#### What is needed:
Your reply is to be the lines below, exactly as written, with images omitted.

(Extracted records)

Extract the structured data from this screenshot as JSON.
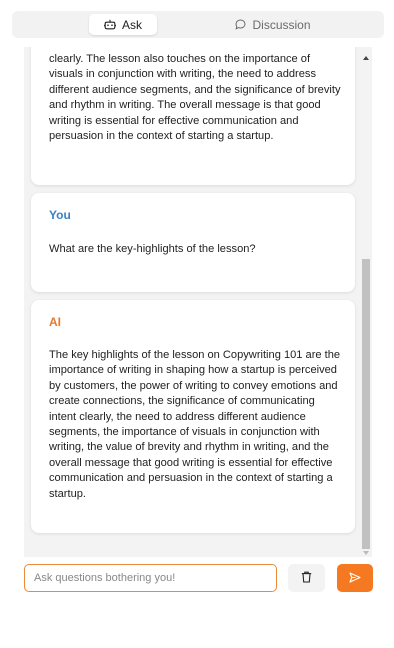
{
  "tabs": {
    "ask": {
      "label": "Ask",
      "icon": "robot-icon"
    },
    "discussion": {
      "label": "Discussion",
      "icon": "chat-bubble-icon"
    }
  },
  "messages": [
    {
      "sender": "",
      "text": "clearly. The lesson also touches on the importance of visuals in conjunction with writing, the need to address different audience segments, and the significance of brevity and rhythm in writing. The overall message is that good writing is essential for effective communication and persuasion in the context of starting a startup."
    },
    {
      "sender": "You",
      "text": "What are the key-highlights of the lesson?"
    },
    {
      "sender": "AI",
      "text": "The key highlights of the lesson on Copywriting 101 are the importance of writing in shaping how a startup is perceived by customers, the power of writing to convey emotions and create connections, the significance of communicating intent clearly, the need to address different audience segments, the importance of visuals in conjunction with writing, the value of brevity and rhythm in writing, and the overall message that good writing is essential for effective communication and persuasion in the context of starting a startup."
    }
  ],
  "input": {
    "placeholder": "Ask questions bothering you!",
    "value": ""
  },
  "buttons": {
    "clear_icon": "trash-icon",
    "send_icon": "send-icon"
  },
  "colors": {
    "accent": "#f47921",
    "you_label": "#3b82c4",
    "ai_label": "#e67a2e",
    "panel_bg": "#f3f3f4"
  }
}
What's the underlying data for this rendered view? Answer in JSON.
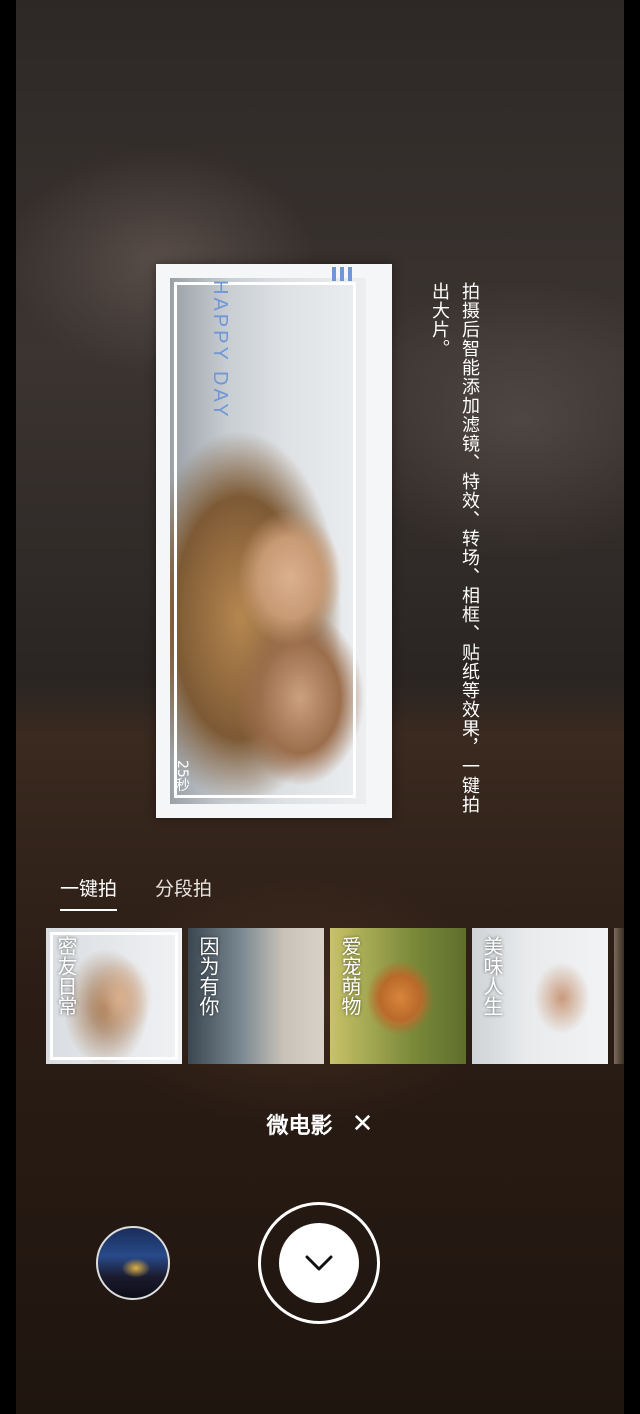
{
  "preview": {
    "frame_text": "HAPPY DAY",
    "duration": "25秒"
  },
  "hint": {
    "text": "拍摄后智能添加滤镜、特效、转场、相框、贴纸等效果，一键拍出大片。"
  },
  "mode_tabs": [
    {
      "label": "一键拍",
      "active": true
    },
    {
      "label": "分段拍",
      "active": false
    }
  ],
  "templates": [
    {
      "label": "密友日常",
      "selected": true
    },
    {
      "label": "因为有你",
      "selected": false
    },
    {
      "label": "爱宠萌物",
      "selected": false
    },
    {
      "label": "美味人生",
      "selected": false
    }
  ],
  "effect": {
    "name": "微电影",
    "close_symbol": "✕"
  },
  "icons": {
    "shutter": "chevron-down-icon",
    "close": "close-icon",
    "gallery": "gallery-thumbnail"
  },
  "colors": {
    "frame_accent": "#6f97d8",
    "text": "#ffffff"
  }
}
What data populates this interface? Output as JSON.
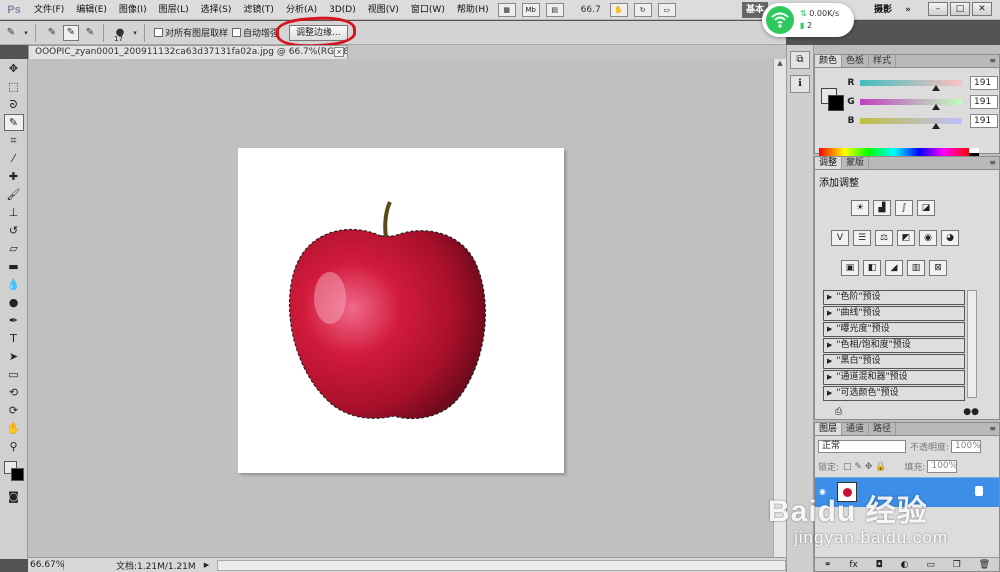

#### Solution for this task:
Extract the structured data from this screenshot as JSON.
{
  "tabs": {
    "ask": {
      "label": "Ask",
      "icon": "robot-icon"
    },
    "discussion": {
      "label": "Discussion",
      "icon": "chat-bubble-icon"
    }
  },
  "messages": [
    {
      "sender": "",
      "text": "clearly. The lesson also touches on the importance of visuals in conjunction with writing, the need to address different audience segments, and the significance of brevity and rhythm in writing. The overall message is that good writing is essential for effective communication and persuasion in the context of starting a startup."
    },
    {
      "sender": "You",
      "text": "What are the key-highlights of the lesson?"
    },
    {
      "sender": "AI",
      "text": "The key highlights of the lesson on Copywriting 101 are the importance of writing in shaping how a startup is perceived by customers, the power of writing to convey emotions and create connections, the significance of communicating intent clearly, the need to address different audience segments, the importance of visuals in conjunction with writing, the value of brevity and rhythm in writing, and the overall message that good writing is essential for effective communication and persuasion in the context of starting a startup."
    }
  ],
  "input": {
    "placeholder": "Ask questions bothering you!",
    "value": ""
  },
  "buttons": {
    "clear_icon": "trash-icon",
    "send_icon": "send-icon"
  },
  "colors": {
    "accent": "#f47921",
    "you_label": "#3b82c4",
    "ai_label": "#e67a2e",
    "panel_bg": "#f3f3f4"
  }
}
What's the underlying data for this rendered view? Answer in JSON.
{
  "preview": {
    "frame_text": "HAPPY DAY",
    "duration": "25秒"
  },
  "hint": {
    "text": "拍摄后智能添加滤镜、特效、转场、相框、贴纸等效果，一键拍出大片。"
  },
  "mode_tabs": [
    {
      "label": "一键拍",
      "active": true
    },
    {
      "label": "分段拍",
      "active": false
    }
  ],
  "templates": [
    {
      "label": "密友日常",
      "selected": true
    },
    {
      "label": "因为有你",
      "selected": false
    },
    {
      "label": "爱宠萌物",
      "selected": false
    },
    {
      "label": "美味人生",
      "selected": false
    }
  ],
  "effect": {
    "name": "微电影",
    "close_symbol": "✕"
  },
  "icons": {
    "shutter": "chevron-down-icon",
    "close": "close-icon",
    "gallery": "gallery-thumbnail"
  },
  "colors": {
    "frame_accent": "#6f97d8",
    "text": "#ffffff"
  }
}
What data populates this interface? Output as JSON.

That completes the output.